Paramilitary suspects in Northern Ireland can be held for up to seven days of questioning. Those arrested yesterday, many of them in early-morning raids, were taken to Royal Ulster Constabulary interrogation centres in Belfast and Armagh.
One of those held has achieved notoriety as one of the UDA's most active gunmen, and is now said to be the group's leader in west Belfast - the area centred on the Shankill district, the city's loyalist heartland. In the last two years he has escaped a number of republican assassination attempts.
Last week, another well-known figure in the Ulster Volunteer Force was arrested following the shooting of a Catholic woman in a rural area, but after some days in custody he was released without charge.

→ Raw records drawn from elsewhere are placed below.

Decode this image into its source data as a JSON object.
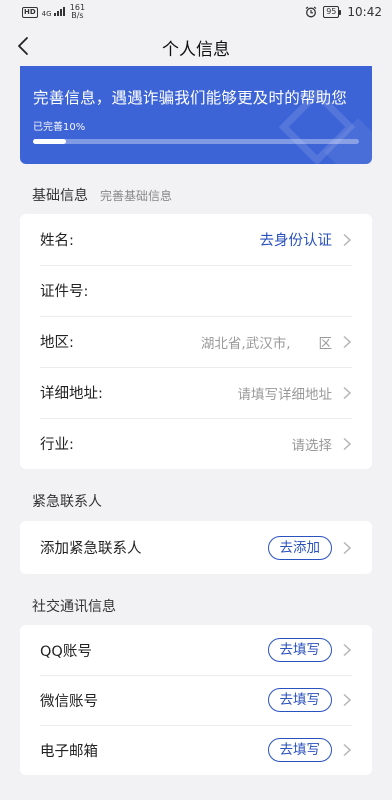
{
  "status_bar": {
    "hd": "HD",
    "network": "4G",
    "speed_value": "161",
    "speed_unit": "B/s",
    "battery": "95",
    "time": "10:42"
  },
  "nav": {
    "title": "个人信息"
  },
  "banner": {
    "headline": "完善信息，遇遇诈骗我们能够更及时的帮助您",
    "progress_text": "已完善10%",
    "progress_fraction": 0.1
  },
  "basic": {
    "title": "基础信息",
    "subtitle": "完善基础信息",
    "rows": [
      {
        "label": "姓名:",
        "value": "去身份认证"
      },
      {
        "label": "证件号:",
        "value": ""
      },
      {
        "label": "地区:",
        "value_a": "湖北省,武汉市,",
        "value_b": "区"
      },
      {
        "label": "详细地址:",
        "value": "请填写详细地址"
      },
      {
        "label": "行业:",
        "value": "请选择"
      }
    ]
  },
  "emergency": {
    "title": "紧急联系人",
    "row": {
      "label": "添加紧急联系人",
      "button": "去添加"
    }
  },
  "social": {
    "title": "社交通讯信息",
    "rows": [
      {
        "label": "QQ账号",
        "button": "去填写"
      },
      {
        "label": "微信账号",
        "button": "去填写"
      },
      {
        "label": "电子邮箱",
        "button": "去填写"
      }
    ]
  },
  "colors": {
    "accent": "#2a52be",
    "banner": "#3d64d6",
    "background": "#f2f2f4"
  }
}
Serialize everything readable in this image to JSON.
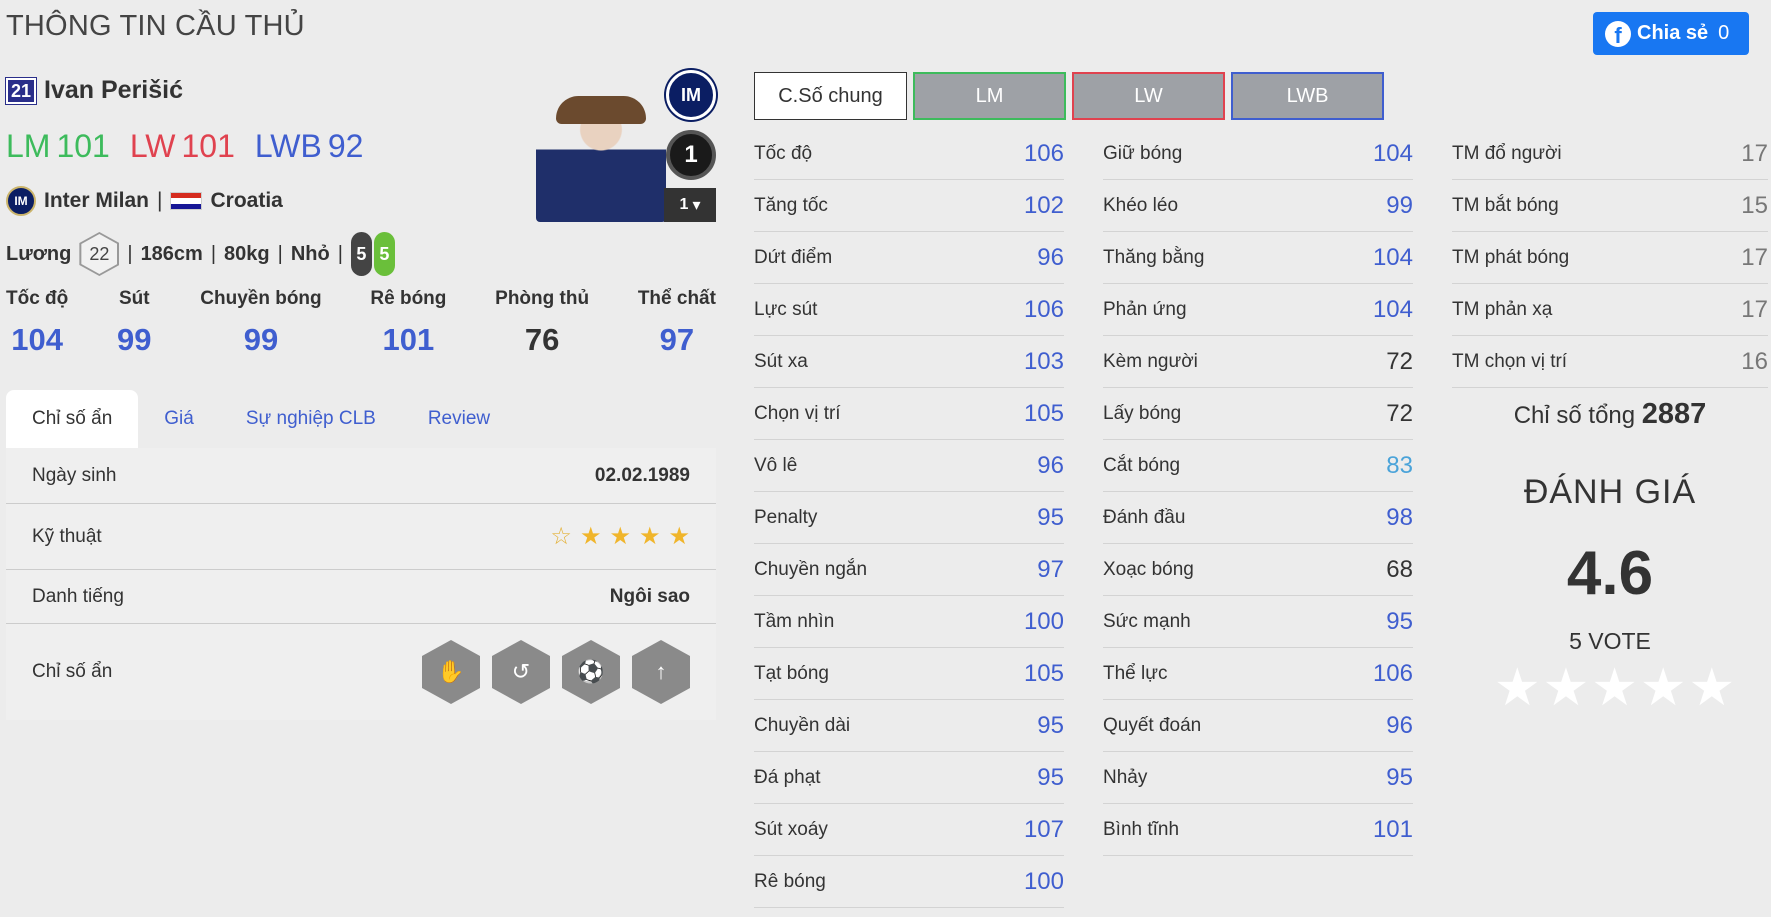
{
  "page_title": "THÔNG TIN CẦU THỦ",
  "share": {
    "label": "Chia sẻ",
    "count": "0"
  },
  "player": {
    "number": "21",
    "name": "Ivan Perišić",
    "positions": [
      {
        "pos": "LM",
        "ovr": "101",
        "color": "#3dbb5c"
      },
      {
        "pos": "LW",
        "ovr": "101",
        "color": "#e0424f"
      },
      {
        "pos": "LWB",
        "ovr": "92",
        "color": "#3f5ecf"
      }
    ],
    "club": "Inter Milan",
    "club_short": "IM",
    "nation": "Croatia",
    "salary_label": "Lương",
    "salary": "22",
    "height": "186cm",
    "weight": "80kg",
    "body": "Nhỏ",
    "weak_foot_left": "5",
    "weak_foot_right": "5",
    "rank": "1",
    "upgrade": "1"
  },
  "main_stats": [
    {
      "label": "Tốc độ",
      "value": "104",
      "color": "#3f5ecf"
    },
    {
      "label": "Sút",
      "value": "99",
      "color": "#3f5ecf"
    },
    {
      "label": "Chuyền bóng",
      "value": "99",
      "color": "#3f5ecf"
    },
    {
      "label": "Rê bóng",
      "value": "101",
      "color": "#3f5ecf"
    },
    {
      "label": "Phòng thủ",
      "value": "76",
      "color": "#333333"
    },
    {
      "label": "Thể chất",
      "value": "97",
      "color": "#3f5ecf"
    }
  ],
  "tabs": [
    "Chỉ số ẩn",
    "Giá",
    "Sự nghiệp CLB",
    "Review"
  ],
  "details": {
    "birth_label": "Ngày sinh",
    "birth": "02.02.1989",
    "skill_label": "Kỹ thuật",
    "skill_stars": 4,
    "fame_label": "Danh tiếng",
    "fame": "Ngôi sao",
    "hidden_label": "Chỉ số ẩn",
    "hidden_icons": [
      "hand-ball-icon",
      "dribble-icon",
      "goal-shot-icon",
      "long-shot-icon"
    ]
  },
  "position_tabs": [
    "C.Số chung",
    "LM",
    "LW",
    "LWB"
  ],
  "position_tab_colors": [
    "#333333",
    "#3dbb5c",
    "#e0424f",
    "#3f5ecf"
  ],
  "stats_col1": [
    {
      "label": "Tốc độ",
      "value": "106",
      "color": "#3f5ecf"
    },
    {
      "label": "Tăng tốc",
      "value": "102",
      "color": "#3f5ecf"
    },
    {
      "label": "Dứt điểm",
      "value": "96",
      "color": "#3f5ecf"
    },
    {
      "label": "Lực sút",
      "value": "106",
      "color": "#3f5ecf"
    },
    {
      "label": "Sút xa",
      "value": "103",
      "color": "#3f5ecf"
    },
    {
      "label": "Chọn vị trí",
      "value": "105",
      "color": "#3f5ecf"
    },
    {
      "label": "Vô lê",
      "value": "96",
      "color": "#3f5ecf"
    },
    {
      "label": "Penalty",
      "value": "95",
      "color": "#3f5ecf"
    },
    {
      "label": "Chuyền ngắn",
      "value": "97",
      "color": "#3f5ecf"
    },
    {
      "label": "Tầm nhìn",
      "value": "100",
      "color": "#3f5ecf"
    },
    {
      "label": "Tạt bóng",
      "value": "105",
      "color": "#3f5ecf"
    },
    {
      "label": "Chuyền dài",
      "value": "95",
      "color": "#3f5ecf"
    },
    {
      "label": "Đá phạt",
      "value": "95",
      "color": "#3f5ecf"
    },
    {
      "label": "Sút xoáy",
      "value": "107",
      "color": "#3f5ecf"
    },
    {
      "label": "Rê bóng",
      "value": "100",
      "color": "#3f5ecf"
    }
  ],
  "stats_col2": [
    {
      "label": "Giữ bóng",
      "value": "104",
      "color": "#3f5ecf"
    },
    {
      "label": "Khéo léo",
      "value": "99",
      "color": "#3f5ecf"
    },
    {
      "label": "Thăng bằng",
      "value": "104",
      "color": "#3f5ecf"
    },
    {
      "label": "Phản ứng",
      "value": "104",
      "color": "#3f5ecf"
    },
    {
      "label": "Kèm người",
      "value": "72",
      "color": "#333333"
    },
    {
      "label": "Lấy bóng",
      "value": "72",
      "color": "#333333"
    },
    {
      "label": "Cắt bóng",
      "value": "83",
      "color": "#4aa3d9"
    },
    {
      "label": "Đánh đầu",
      "value": "98",
      "color": "#3f5ecf"
    },
    {
      "label": "Xoạc bóng",
      "value": "68",
      "color": "#333333"
    },
    {
      "label": "Sức mạnh",
      "value": "95",
      "color": "#3f5ecf"
    },
    {
      "label": "Thể lực",
      "value": "106",
      "color": "#3f5ecf"
    },
    {
      "label": "Quyết đoán",
      "value": "96",
      "color": "#3f5ecf"
    },
    {
      "label": "Nhảy",
      "value": "95",
      "color": "#3f5ecf"
    },
    {
      "label": "Bình tĩnh",
      "value": "101",
      "color": "#3f5ecf"
    }
  ],
  "stats_col3": [
    {
      "label": "TM đổ người",
      "value": "17",
      "color": "#777777"
    },
    {
      "label": "TM bắt bóng",
      "value": "15",
      "color": "#777777"
    },
    {
      "label": "TM phát bóng",
      "value": "17",
      "color": "#777777"
    },
    {
      "label": "TM phản xạ",
      "value": "17",
      "color": "#777777"
    },
    {
      "label": "TM chọn vị trí",
      "value": "16",
      "color": "#777777"
    }
  ],
  "total": {
    "label": "Chỉ số tổng",
    "value": "2887"
  },
  "rating": {
    "title": "ĐÁNH GIÁ",
    "score": "4.6",
    "votes": "5 VOTE"
  }
}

There were reports that guns and ammunition had been recovered during yesterday's operation.
Loyalist violence continued even as the arrests were taking place, with a UVF assassination attempt in the Woodvale area of west Belfast.
Gunmen opened fire and wounded a van driver making a regular delivery to a sweet-shop in a Protestant area. He was taken to hospital where his condition was said to be comfortable.
The gunmen lay in wait for him by taking over a house on Sunday night and holding a family captive.
In another loyalist attack in Londonderry city, a pipe-bomb exploded at a house, causing some damage but no injuries. The occupant lost both legs in a previous explosion in 1975.
The funerals took place yesterday of a Catholic man killed by loyalists in north Belfast on Thursday, and of a Protestant man who worked as a cleaner at an RUC station and was killed by the IRA on Friday.Reuse content